You may argue that cloud providers can do a more thorough job of data security, given that their livelihoods are based on providing computing services in a safe and secure manner. But unfortunately, the more data that they are entrusted with, the bigger the target on their backs from the perspective of cyber criminals. A recent report from ENISA, The European Network and Information Security Agency, titled “Critical Cloud Computing” discusses the importance of “preventing large cyber-attacks and cyber disruptions.”
They note that while offering significant benefits, the “concentration of IT resources” in cloud services represent a “double edged sword. On one hand, large cloud providers can deploy state of the art security and business continuity measures and spread the associated costs across customers. On the other hand, if an outage or a security breach occurs then the consequences could be big, affecting many citizens, many organizations, at once.”
Such is the risk inherent to cloud computing. Cloud providers who are hosting applications or data with mandated privacy protections, like PII and PHI, are more likely targets for cyber criminals, and are more likely to have the “mother of all data breaches”, if they at penetrated and the bad guys are able to acquire data without detection, at least for a while.
Bryan Ford from Yale University in his paper “Icebergs in the Cloud: the Other Risks of Cloud Computing” illuminates the fact that privacy risks associated with data hosted it he cloud are likely to evolve over time, but unlikely to be eliminated any time soon.

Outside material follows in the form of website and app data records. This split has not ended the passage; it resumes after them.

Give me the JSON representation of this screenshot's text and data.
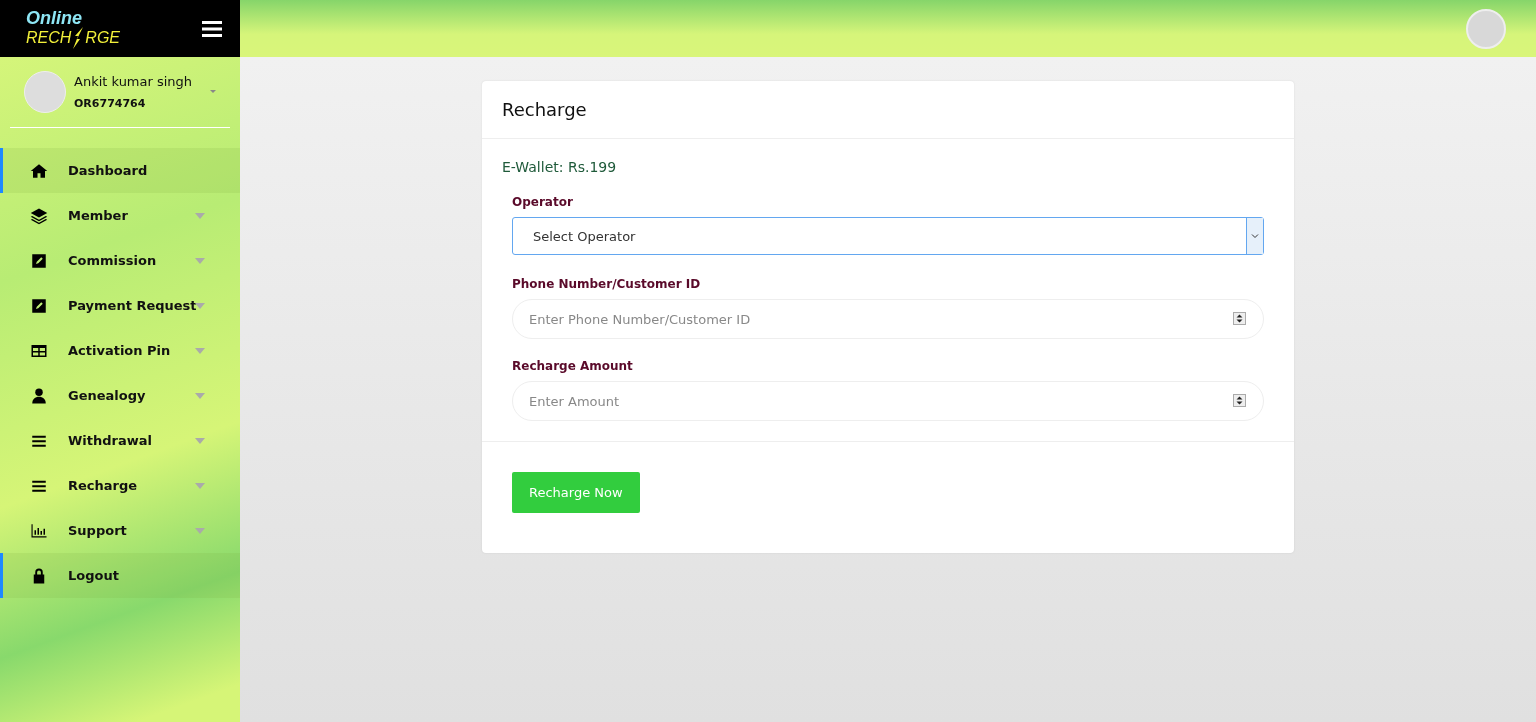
{
  "logo": {
    "top": "Online",
    "bottom_left": "RECH",
    "bottom_right": "RGE"
  },
  "user": {
    "name": "Ankit kumar singh",
    "id": "OR6774764"
  },
  "sidebar": {
    "items": [
      {
        "label": "Dashboard",
        "active": true,
        "expandable": false
      },
      {
        "label": "Member",
        "active": false,
        "expandable": true
      },
      {
        "label": "Commission",
        "active": false,
        "expandable": true
      },
      {
        "label": "Payment Request",
        "active": false,
        "expandable": true
      },
      {
        "label": "Activation Pin",
        "active": false,
        "expandable": true
      },
      {
        "label": "Genealogy",
        "active": false,
        "expandable": true
      },
      {
        "label": "Withdrawal",
        "active": false,
        "expandable": true
      },
      {
        "label": "Recharge",
        "active": false,
        "expandable": true
      },
      {
        "label": "Support",
        "active": false,
        "expandable": true
      },
      {
        "label": "Logout",
        "active": true,
        "expandable": false
      }
    ]
  },
  "card": {
    "title": "Recharge",
    "wallet": "E-Wallet: Rs.199",
    "fields": [
      {
        "kind": "select",
        "label": "Operator",
        "value": "Select Operator"
      },
      {
        "kind": "number",
        "label": "Phone Number/Customer ID",
        "placeholder": "Enter Phone Number/Customer ID"
      },
      {
        "kind": "number",
        "label": "Recharge Amount",
        "placeholder": "Enter Amount"
      }
    ],
    "button": "Recharge Now"
  }
}
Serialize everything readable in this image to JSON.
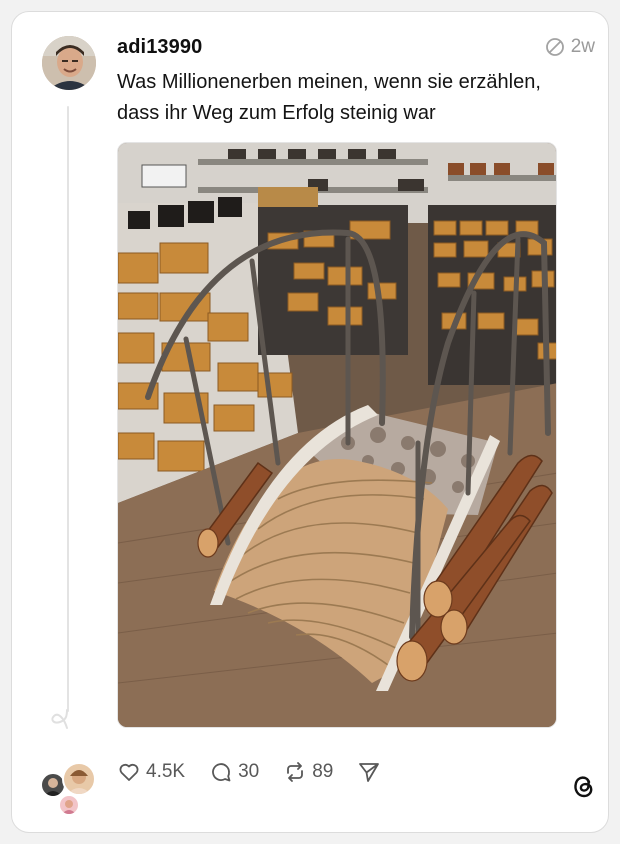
{
  "post": {
    "username": "adi13990",
    "time": "2w",
    "text": "Was Millionenerben meinen, wenn sie erzählen, dass ihr Weg zum Erfolg steinig war"
  },
  "actions": {
    "likes": "4.5K",
    "replies": "30",
    "reposts": "89"
  },
  "icons": {
    "time": "clock-slash-icon",
    "like": "heart-icon",
    "reply": "speech-bubble-icon",
    "repost": "repost-arrows-icon",
    "share": "send-icon",
    "brand": "threads-logo-icon"
  },
  "colors": {
    "text": "#101010",
    "muted": "#9a9a9a",
    "action": "#585858",
    "border": "#dcdcdc"
  }
}
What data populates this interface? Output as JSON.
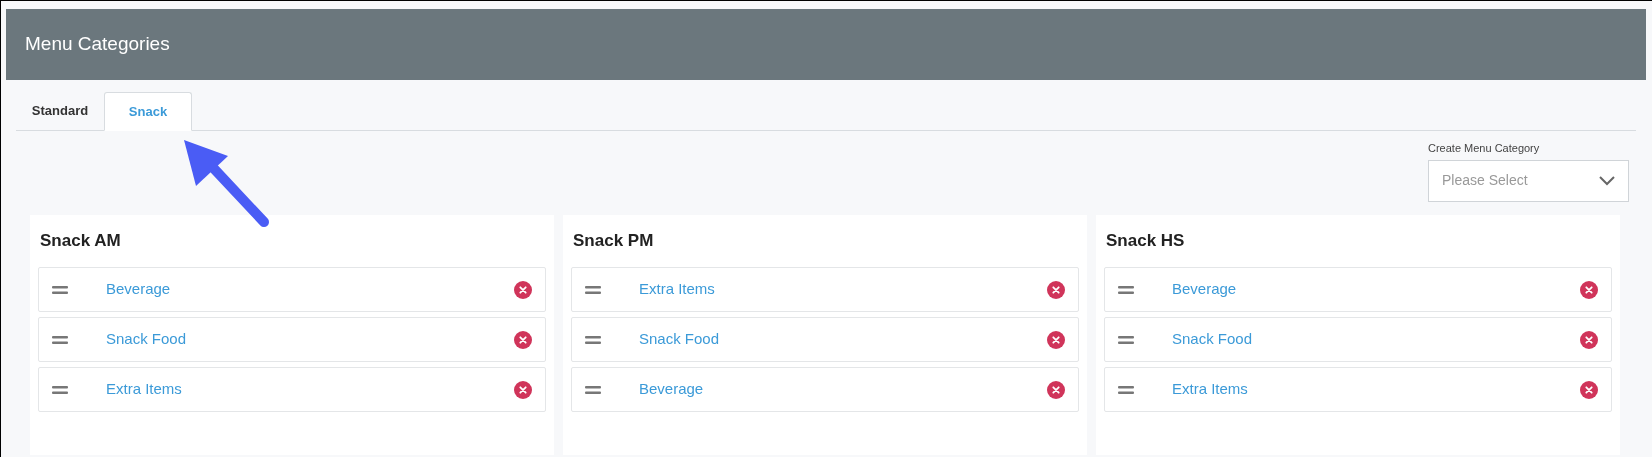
{
  "header": {
    "title": "Menu Categories"
  },
  "tabs": [
    {
      "label": "Standard",
      "selected": false
    },
    {
      "label": "Snack",
      "selected": true
    }
  ],
  "create_menu_category": {
    "label": "Create Menu Category",
    "placeholder": "Please Select"
  },
  "cards": [
    {
      "title": "Snack AM",
      "items": [
        "Beverage",
        "Snack Food",
        "Extra Items"
      ]
    },
    {
      "title": "Snack PM",
      "items": [
        "Extra Items",
        "Snack Food",
        "Beverage"
      ]
    },
    {
      "title": "Snack HS",
      "items": [
        "Beverage",
        "Snack Food",
        "Extra Items"
      ]
    }
  ]
}
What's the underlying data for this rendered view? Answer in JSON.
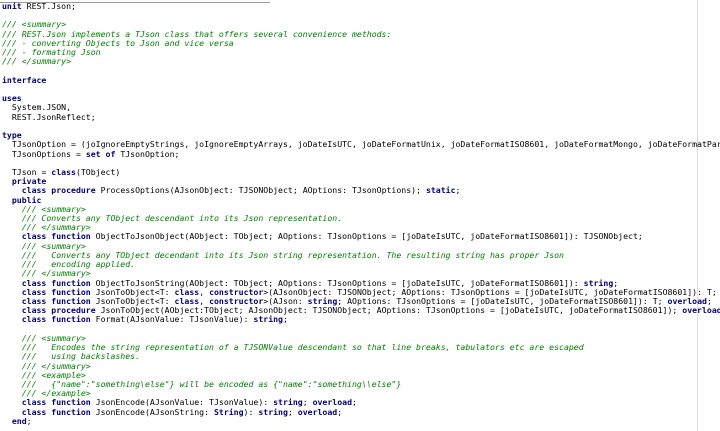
{
  "colors": {
    "background": "#ffffff",
    "keyword": "#000080",
    "comment": "#008000",
    "text": "#000000"
  },
  "code_lines": [
    [
      {
        "k": "kw",
        "t": "unit"
      },
      {
        "k": "tx",
        "t": " REST.Json;"
      }
    ],
    [],
    [
      {
        "k": "cm",
        "t": "/// <summary>"
      }
    ],
    [
      {
        "k": "cm",
        "t": "/// REST.Json implements a TJson class that offers several convenience methods:"
      }
    ],
    [
      {
        "k": "cm",
        "t": "/// - converting Objects to Json and vice versa"
      }
    ],
    [
      {
        "k": "cm",
        "t": "/// - formating Json"
      }
    ],
    [
      {
        "k": "cm",
        "t": "/// </summary>"
      }
    ],
    [],
    [
      {
        "k": "kw",
        "t": "interface"
      }
    ],
    [],
    [
      {
        "k": "kw",
        "t": "uses"
      }
    ],
    [
      {
        "k": "tx",
        "t": "  System.JSON,"
      }
    ],
    [
      {
        "k": "tx",
        "t": "  REST.JsonReflect;"
      }
    ],
    [],
    [
      {
        "k": "kw",
        "t": "type"
      }
    ],
    [
      {
        "k": "tx",
        "t": "  TJsonOption = (joIgnoreEmptyStrings, joIgnoreEmptyArrays, joDateIsUTC, joDateFormatUnix, joDateFormatISO8601, joDateFormatMongo, joDateFormatParse);"
      }
    ],
    [
      {
        "k": "tx",
        "t": "  TJsonOptions = "
      },
      {
        "k": "kw",
        "t": "set of"
      },
      {
        "k": "tx",
        "t": " TJsonOption;"
      }
    ],
    [],
    [
      {
        "k": "tx",
        "t": "  TJson = "
      },
      {
        "k": "kw",
        "t": "class"
      },
      {
        "k": "tx",
        "t": "(TObject)"
      }
    ],
    [
      {
        "k": "tx",
        "t": "  "
      },
      {
        "k": "kw",
        "t": "private"
      }
    ],
    [
      {
        "k": "tx",
        "t": "    "
      },
      {
        "k": "kw",
        "t": "class procedure"
      },
      {
        "k": "tx",
        "t": " ProcessOptions(AJsonObject: TJSONObject; AOptions: TJsonOptions); "
      },
      {
        "k": "kw",
        "t": "static"
      },
      {
        "k": "tx",
        "t": ";"
      }
    ],
    [
      {
        "k": "tx",
        "t": "  "
      },
      {
        "k": "kw",
        "t": "public"
      }
    ],
    [
      {
        "k": "tx",
        "t": "    "
      },
      {
        "k": "cm",
        "t": "/// <summary>"
      }
    ],
    [
      {
        "k": "tx",
        "t": "    "
      },
      {
        "k": "cm",
        "t": "/// Converts any TObject descendant into its Json representation."
      }
    ],
    [
      {
        "k": "tx",
        "t": "    "
      },
      {
        "k": "cm",
        "t": "/// </summary>"
      }
    ],
    [
      {
        "k": "tx",
        "t": "    "
      },
      {
        "k": "kw",
        "t": "class function"
      },
      {
        "k": "tx",
        "t": " ObjectToJsonObject(AObject: TObject; AOptions: TJsonOptions = [joDateIsUTC, joDateFormatISO8601]): TJSONObject;"
      }
    ],
    [
      {
        "k": "tx",
        "t": "    "
      },
      {
        "k": "cm",
        "t": "/// <summary>"
      }
    ],
    [
      {
        "k": "tx",
        "t": "    "
      },
      {
        "k": "cm",
        "t": "///   Converts any TObject decendant into its Json string representation. The resulting string has proper Json"
      }
    ],
    [
      {
        "k": "tx",
        "t": "    "
      },
      {
        "k": "cm",
        "t": "///   encoding applied."
      }
    ],
    [
      {
        "k": "tx",
        "t": "    "
      },
      {
        "k": "cm",
        "t": "/// </summary>"
      }
    ],
    [
      {
        "k": "tx",
        "t": "    "
      },
      {
        "k": "kw",
        "t": "class function"
      },
      {
        "k": "tx",
        "t": " ObjectToJsonString(AObject: TObject; AOptions: TJsonOptions = [joDateIsUTC, joDateFormatISO8601]): "
      },
      {
        "k": "kw",
        "t": "string"
      },
      {
        "k": "tx",
        "t": ";"
      }
    ],
    [
      {
        "k": "tx",
        "t": "    "
      },
      {
        "k": "kw",
        "t": "class function"
      },
      {
        "k": "tx",
        "t": " JsonToObject<T: "
      },
      {
        "k": "kw",
        "t": "class"
      },
      {
        "k": "tx",
        "t": ", "
      },
      {
        "k": "kw",
        "t": "constructor"
      },
      {
        "k": "tx",
        "t": ">(AJsonObject: TJSONObject; AOptions: TJsonOptions = [joDateIsUTC, joDateFormatISO8601]): T; "
      },
      {
        "k": "kw",
        "t": "overload"
      },
      {
        "k": "tx",
        "t": ";"
      }
    ],
    [
      {
        "k": "tx",
        "t": "    "
      },
      {
        "k": "kw",
        "t": "class function"
      },
      {
        "k": "tx",
        "t": " JsonToObject<T: "
      },
      {
        "k": "kw",
        "t": "class"
      },
      {
        "k": "tx",
        "t": ", "
      },
      {
        "k": "kw",
        "t": "constructor"
      },
      {
        "k": "tx",
        "t": ">(AJson: "
      },
      {
        "k": "kw",
        "t": "string"
      },
      {
        "k": "tx",
        "t": "; AOptions: TJsonOptions = [joDateIsUTC, joDateFormatISO8601]): T; "
      },
      {
        "k": "kw",
        "t": "overload"
      },
      {
        "k": "tx",
        "t": ";"
      }
    ],
    [
      {
        "k": "tx",
        "t": "    "
      },
      {
        "k": "kw",
        "t": "class procedure"
      },
      {
        "k": "tx",
        "t": " JsonToObject(AObject:TObject; AJsonObject: TJSONObject; AOptions: TJsonOptions = [joDateIsUTC, joDateFormatISO8601]); "
      },
      {
        "k": "kw",
        "t": "overload"
      },
      {
        "k": "tx",
        "t": ";"
      }
    ],
    [
      {
        "k": "tx",
        "t": "    "
      },
      {
        "k": "kw",
        "t": "class function"
      },
      {
        "k": "tx",
        "t": " Format(AJsonValue: TJsonValue): "
      },
      {
        "k": "kw",
        "t": "string"
      },
      {
        "k": "tx",
        "t": ";"
      }
    ],
    [],
    [
      {
        "k": "tx",
        "t": "    "
      },
      {
        "k": "cm",
        "t": "/// <summary>"
      }
    ],
    [
      {
        "k": "tx",
        "t": "    "
      },
      {
        "k": "cm",
        "t": "///   Encodes the string representation of a TJSONValue descendant so that line breaks, tabulators etc are escaped"
      }
    ],
    [
      {
        "k": "tx",
        "t": "    "
      },
      {
        "k": "cm",
        "t": "///   using backslashes."
      }
    ],
    [
      {
        "k": "tx",
        "t": "    "
      },
      {
        "k": "cm",
        "t": "/// </summary>"
      }
    ],
    [
      {
        "k": "tx",
        "t": "    "
      },
      {
        "k": "cm",
        "t": "/// <example>"
      }
    ],
    [
      {
        "k": "tx",
        "t": "    "
      },
      {
        "k": "cm",
        "t": "///   {\"name\":\"something\\else\"} will be encoded as {\"name\":\"something\\\\else\"}"
      }
    ],
    [
      {
        "k": "tx",
        "t": "    "
      },
      {
        "k": "cm",
        "t": "/// </example>"
      }
    ],
    [
      {
        "k": "tx",
        "t": "    "
      },
      {
        "k": "kw",
        "t": "class function"
      },
      {
        "k": "tx",
        "t": " JsonEncode(AJsonValue: TJsonValue): "
      },
      {
        "k": "kw",
        "t": "string"
      },
      {
        "k": "tx",
        "t": "; "
      },
      {
        "k": "kw",
        "t": "overload"
      },
      {
        "k": "tx",
        "t": ";"
      }
    ],
    [
      {
        "k": "tx",
        "t": "    "
      },
      {
        "k": "kw",
        "t": "class function"
      },
      {
        "k": "tx",
        "t": " JsonEncode(AJsonString: "
      },
      {
        "k": "kw",
        "t": "String"
      },
      {
        "k": "tx",
        "t": "): "
      },
      {
        "k": "kw",
        "t": "string"
      },
      {
        "k": "tx",
        "t": "; "
      },
      {
        "k": "kw",
        "t": "overload"
      },
      {
        "k": "tx",
        "t": ";"
      }
    ],
    [
      {
        "k": "tx",
        "t": "  "
      },
      {
        "k": "kw",
        "t": "end"
      },
      {
        "k": "tx",
        "t": ";"
      }
    ]
  ]
}
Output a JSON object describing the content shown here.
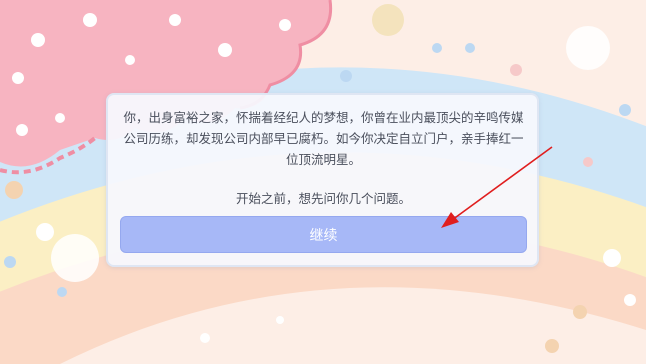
{
  "dialog": {
    "story": "你，出身富裕之家，怀揣着经纪人的梦想，你曾在业内最顶尖的辛鸣传媒公司历练，却发现公司内部早已腐朽。如今你决定自立门户，亲手捧红一位顶流明星。",
    "question": "开始之前，想先问你几个问题。",
    "continue_label": "继续"
  },
  "colors": {
    "button": "#a7b8f7",
    "annotation_arrow": "#e01e1e",
    "cloud_pink": "#f7b4c1"
  }
}
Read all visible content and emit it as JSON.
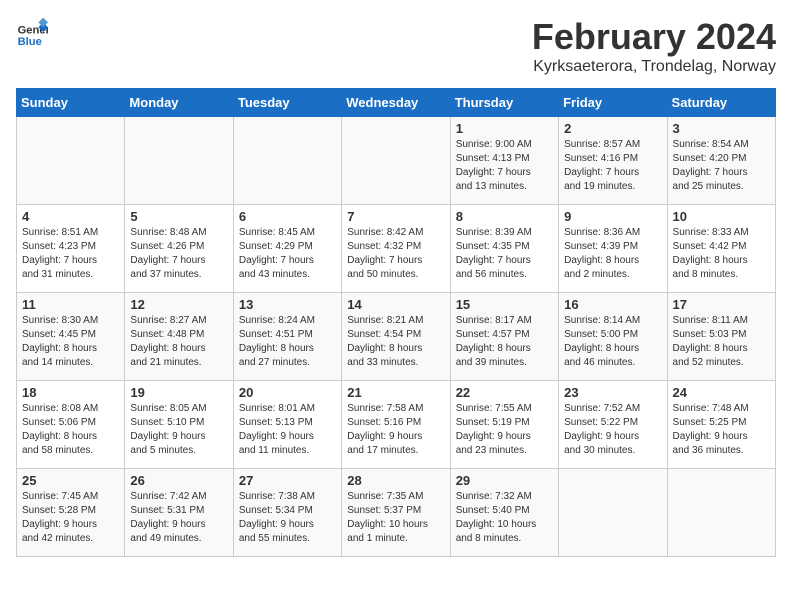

He highlights what he considers “less well-understood” risks that may emerge including stability risks, availability risks, and preservation risks. Of all of these, it is the last one that concerns me most.
He discusses how cloud-based applications and services eliminate the property of decentralized archivability. Using books as an example, he notes that because of the physical nature of books, they inherently are de-centrally archived. As we become more dependent upon cloud-based services, over time, one can see the risks associated with the preservation of historical content of all types.
So for today, those of our organizations that maintain private information on customers, and other organizational stakeholders, should focus on managing cloud risks around data breach and service interruption, especially related to cyber attack. We should be intentional about the data that we choose to host in the cloud. We should carefully assess the security capabilities of our cloud provider. And revisit them often. And we should work with them to prepare for the unwelcome event of a data breach incident.
Once we get our arms around these risks, as Dr. Ford notes, there will be many new, unexplored risks to cloud computing for consideration in the future.